-- Data follows --
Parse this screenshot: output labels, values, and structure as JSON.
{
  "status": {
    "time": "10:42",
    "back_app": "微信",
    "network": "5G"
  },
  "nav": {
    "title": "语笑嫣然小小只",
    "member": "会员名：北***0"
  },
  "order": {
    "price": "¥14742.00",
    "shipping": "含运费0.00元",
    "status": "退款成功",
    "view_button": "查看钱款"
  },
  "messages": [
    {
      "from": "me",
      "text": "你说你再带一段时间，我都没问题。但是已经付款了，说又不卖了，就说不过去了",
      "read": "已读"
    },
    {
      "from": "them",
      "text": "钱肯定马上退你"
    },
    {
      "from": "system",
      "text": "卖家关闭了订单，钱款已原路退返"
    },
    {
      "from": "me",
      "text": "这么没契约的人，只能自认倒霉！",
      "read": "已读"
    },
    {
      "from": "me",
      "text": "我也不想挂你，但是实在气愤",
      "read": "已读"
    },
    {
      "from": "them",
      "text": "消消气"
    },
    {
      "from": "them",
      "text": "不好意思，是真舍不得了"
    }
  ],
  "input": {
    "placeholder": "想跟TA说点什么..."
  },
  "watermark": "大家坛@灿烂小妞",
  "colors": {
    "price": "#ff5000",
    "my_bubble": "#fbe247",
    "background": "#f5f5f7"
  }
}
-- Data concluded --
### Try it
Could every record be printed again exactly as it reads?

### Answer to the problem
Parse this screenshot: output labels, values, and structure as JSON.
{
  "status": {
    "time": "10:42",
    "back_app": "微信",
    "network": "5G"
  },
  "nav": {
    "title": "语笑嫣然小小只",
    "member": "会员名：北***0"
  },
  "order": {
    "price": "¥14742.00",
    "shipping": "含运费0.00元",
    "status": "退款成功",
    "view_button": "查看钱款"
  },
  "messages": [
    {
      "from": "me",
      "text": "你说你再带一段时间，我都没问题。但是已经付款了，说又不卖了，就说不过去了",
      "read": "已读"
    },
    {
      "from": "them",
      "text": "钱肯定马上退你"
    },
    {
      "from": "system",
      "text": "卖家关闭了订单，钱款已原路退返"
    },
    {
      "from": "me",
      "text": "这么没契约的人，只能自认倒霉！",
      "read": "已读"
    },
    {
      "from": "me",
      "text": "我也不想挂你，但是实在气愤",
      "read": "已读"
    },
    {
      "from": "them",
      "text": "消消气"
    },
    {
      "from": "them",
      "text": "不好意思，是真舍不得了"
    }
  ],
  "input": {
    "placeholder": "想跟TA说点什么..."
  },
  "watermark": "大家坛@灿烂小妞",
  "colors": {
    "price": "#ff5000",
    "my_bubble": "#fbe247",
    "background": "#f5f5f7"
  }
}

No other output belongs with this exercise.